Still, 77% of organizations think they give too little sales coaching, with managers devoting only 15% of their time to it. It’s time for a change -- for the betterment of sales teams and to spur managers’ much-needed evolution.
Companies can help managers develop their people by eliminating these primary coaching roadblocks:
• There’s no expectation that managers will coach. Organizations should implement a defined coaching process, holding managers accountable. Support must come from the top, with the chief sales officer (CSO) prioritizing coaching.

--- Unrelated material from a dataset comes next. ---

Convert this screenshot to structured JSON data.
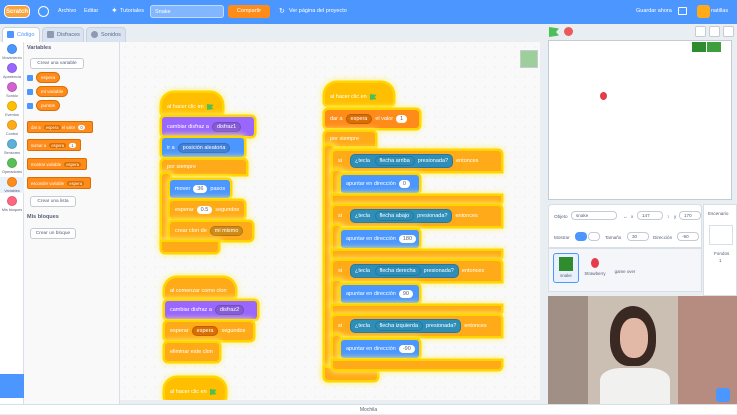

• Managers don’t know how to coach. More often than not, this isn’t the managers' fault. When companies promote their best reps to managers, then simply hope for the best, the manager role becomes amorphous. Sadly, nearly one in five organizations makes no training investments in their sales managers according to CSO Insights (registration required). How can you expect managers to coach what they haven’t learned?
• Not enough time. Pulled in various directions, managers may need help from leadership to make coaching a priority and offload various administrative tasks. As AI starts playing a larger role in forecasting, FSMs will get time back too. Plus, with current video coaching technology, managers no longer need to be with reps to coach and can do so asynchronously. Reps upload videos of themselves (giving the company elevator pitch, demoing the latest product, etc.), and FSMs can provide feedback/guidance at their leisure.
AI Isn’t The Enemy
While AI will improve sales forecasting -- rendering one function of FSMs’ jobs obsolete -- it will also drive a rebirth in how managers coach, making a trove of important data available to them and ultimately improving coaching effectiveness.
For example, AI-driven insights will highlight where individual reps struggle in deals so managers can create customized readiness paths and coach accordingly. In the near future, machine analysis will improve video coaching initiatives -- providing an extra layer of feedback that objectively analyzes reps’ tone of voice, delivery, etc. in videotaped presentations -- to augment manager efforts.
Just as I’ve used a golf simulator to try to shave strokes off my game, reps will step into sales simulators in the future -- where avatars raise objections, sneeze and even doze off -- preparing reps for the unexpected. My golf coach takes the simulator data and reviews metrics on my swing, projected ball distance and trajectory, outlining steps to make me better -- just as managers need to (and will) do for reps.
By embracing AI as an enabling technology, FSMs can become even more valuable to their organizations than they were in the non-AI world.